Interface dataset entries
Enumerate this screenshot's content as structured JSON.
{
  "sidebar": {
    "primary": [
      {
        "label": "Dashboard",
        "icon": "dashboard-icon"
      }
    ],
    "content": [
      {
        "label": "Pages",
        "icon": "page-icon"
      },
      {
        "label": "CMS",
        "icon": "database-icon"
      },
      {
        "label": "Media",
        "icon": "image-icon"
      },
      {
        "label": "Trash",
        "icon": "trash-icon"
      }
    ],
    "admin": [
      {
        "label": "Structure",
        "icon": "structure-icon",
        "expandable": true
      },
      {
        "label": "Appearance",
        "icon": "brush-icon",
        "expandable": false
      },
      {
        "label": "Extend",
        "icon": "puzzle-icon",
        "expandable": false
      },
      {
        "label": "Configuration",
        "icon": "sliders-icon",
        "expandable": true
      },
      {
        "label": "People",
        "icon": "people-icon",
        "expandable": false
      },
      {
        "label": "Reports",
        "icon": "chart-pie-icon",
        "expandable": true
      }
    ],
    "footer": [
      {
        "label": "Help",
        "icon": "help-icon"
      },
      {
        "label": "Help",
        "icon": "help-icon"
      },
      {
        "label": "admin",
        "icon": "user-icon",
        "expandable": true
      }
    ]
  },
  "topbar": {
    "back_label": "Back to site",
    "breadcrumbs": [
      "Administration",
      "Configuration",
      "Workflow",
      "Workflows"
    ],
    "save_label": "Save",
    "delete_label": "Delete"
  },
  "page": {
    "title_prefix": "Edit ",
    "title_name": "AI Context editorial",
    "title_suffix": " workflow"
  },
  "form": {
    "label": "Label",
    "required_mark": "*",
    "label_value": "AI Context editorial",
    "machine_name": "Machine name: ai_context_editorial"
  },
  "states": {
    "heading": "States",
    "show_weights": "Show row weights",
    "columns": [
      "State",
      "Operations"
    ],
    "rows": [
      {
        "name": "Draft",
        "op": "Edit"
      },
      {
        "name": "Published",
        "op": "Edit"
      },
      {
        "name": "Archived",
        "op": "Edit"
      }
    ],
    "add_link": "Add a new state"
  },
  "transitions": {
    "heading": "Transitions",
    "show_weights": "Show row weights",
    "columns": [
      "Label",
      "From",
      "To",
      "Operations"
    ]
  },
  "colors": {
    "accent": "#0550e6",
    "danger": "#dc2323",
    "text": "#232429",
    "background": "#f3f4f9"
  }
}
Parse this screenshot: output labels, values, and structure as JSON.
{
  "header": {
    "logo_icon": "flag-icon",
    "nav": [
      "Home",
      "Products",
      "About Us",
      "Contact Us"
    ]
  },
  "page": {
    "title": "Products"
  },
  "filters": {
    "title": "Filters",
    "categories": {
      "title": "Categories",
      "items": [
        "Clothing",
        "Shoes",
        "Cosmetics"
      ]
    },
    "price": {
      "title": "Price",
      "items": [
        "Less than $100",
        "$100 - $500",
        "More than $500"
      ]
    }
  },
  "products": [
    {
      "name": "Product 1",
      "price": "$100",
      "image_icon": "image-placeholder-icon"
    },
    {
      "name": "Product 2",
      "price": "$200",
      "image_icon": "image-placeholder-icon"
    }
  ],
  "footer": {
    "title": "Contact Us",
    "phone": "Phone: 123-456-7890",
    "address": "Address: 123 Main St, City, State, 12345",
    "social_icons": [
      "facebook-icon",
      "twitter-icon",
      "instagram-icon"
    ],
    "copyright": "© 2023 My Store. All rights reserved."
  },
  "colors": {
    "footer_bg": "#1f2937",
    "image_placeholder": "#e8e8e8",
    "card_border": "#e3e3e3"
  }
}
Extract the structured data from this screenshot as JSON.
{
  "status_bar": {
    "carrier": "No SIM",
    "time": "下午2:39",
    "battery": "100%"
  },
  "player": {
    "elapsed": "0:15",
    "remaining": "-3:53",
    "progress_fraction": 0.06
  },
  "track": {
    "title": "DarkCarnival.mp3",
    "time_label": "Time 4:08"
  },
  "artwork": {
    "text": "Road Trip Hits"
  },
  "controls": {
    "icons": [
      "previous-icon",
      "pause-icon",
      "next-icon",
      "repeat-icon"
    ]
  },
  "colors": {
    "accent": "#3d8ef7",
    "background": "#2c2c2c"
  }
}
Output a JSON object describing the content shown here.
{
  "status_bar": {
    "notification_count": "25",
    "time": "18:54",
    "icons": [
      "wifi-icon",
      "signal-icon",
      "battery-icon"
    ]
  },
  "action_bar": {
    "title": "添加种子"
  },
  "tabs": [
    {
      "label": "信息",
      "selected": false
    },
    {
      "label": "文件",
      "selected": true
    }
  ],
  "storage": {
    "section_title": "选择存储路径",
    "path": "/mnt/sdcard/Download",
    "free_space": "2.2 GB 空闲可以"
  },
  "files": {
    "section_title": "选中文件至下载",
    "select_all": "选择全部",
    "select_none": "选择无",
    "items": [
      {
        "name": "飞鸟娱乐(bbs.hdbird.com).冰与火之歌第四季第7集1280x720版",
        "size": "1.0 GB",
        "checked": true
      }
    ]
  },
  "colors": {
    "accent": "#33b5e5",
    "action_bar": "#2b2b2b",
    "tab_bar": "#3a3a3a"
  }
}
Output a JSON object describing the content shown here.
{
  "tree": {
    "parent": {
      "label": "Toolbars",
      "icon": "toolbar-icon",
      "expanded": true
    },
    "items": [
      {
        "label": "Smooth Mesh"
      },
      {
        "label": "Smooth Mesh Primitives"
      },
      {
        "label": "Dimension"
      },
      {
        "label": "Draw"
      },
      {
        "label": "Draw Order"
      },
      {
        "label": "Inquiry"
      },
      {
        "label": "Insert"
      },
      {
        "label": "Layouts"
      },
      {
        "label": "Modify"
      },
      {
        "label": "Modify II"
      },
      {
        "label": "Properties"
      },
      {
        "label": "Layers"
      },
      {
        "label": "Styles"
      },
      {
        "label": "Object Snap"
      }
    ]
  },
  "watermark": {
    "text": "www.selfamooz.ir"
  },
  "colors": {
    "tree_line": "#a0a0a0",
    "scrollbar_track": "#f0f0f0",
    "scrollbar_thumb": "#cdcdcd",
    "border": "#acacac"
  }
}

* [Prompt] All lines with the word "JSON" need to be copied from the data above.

* [Response for this exercise]
Enumerate this screenshot's content as structured JSON.
Parse this screenshot: output labels, values, and structure as JSON.
Extract the structured data from this screenshot as JSON.
Output a JSON object describing the content shown here.
Output a JSON object describing the content shown here.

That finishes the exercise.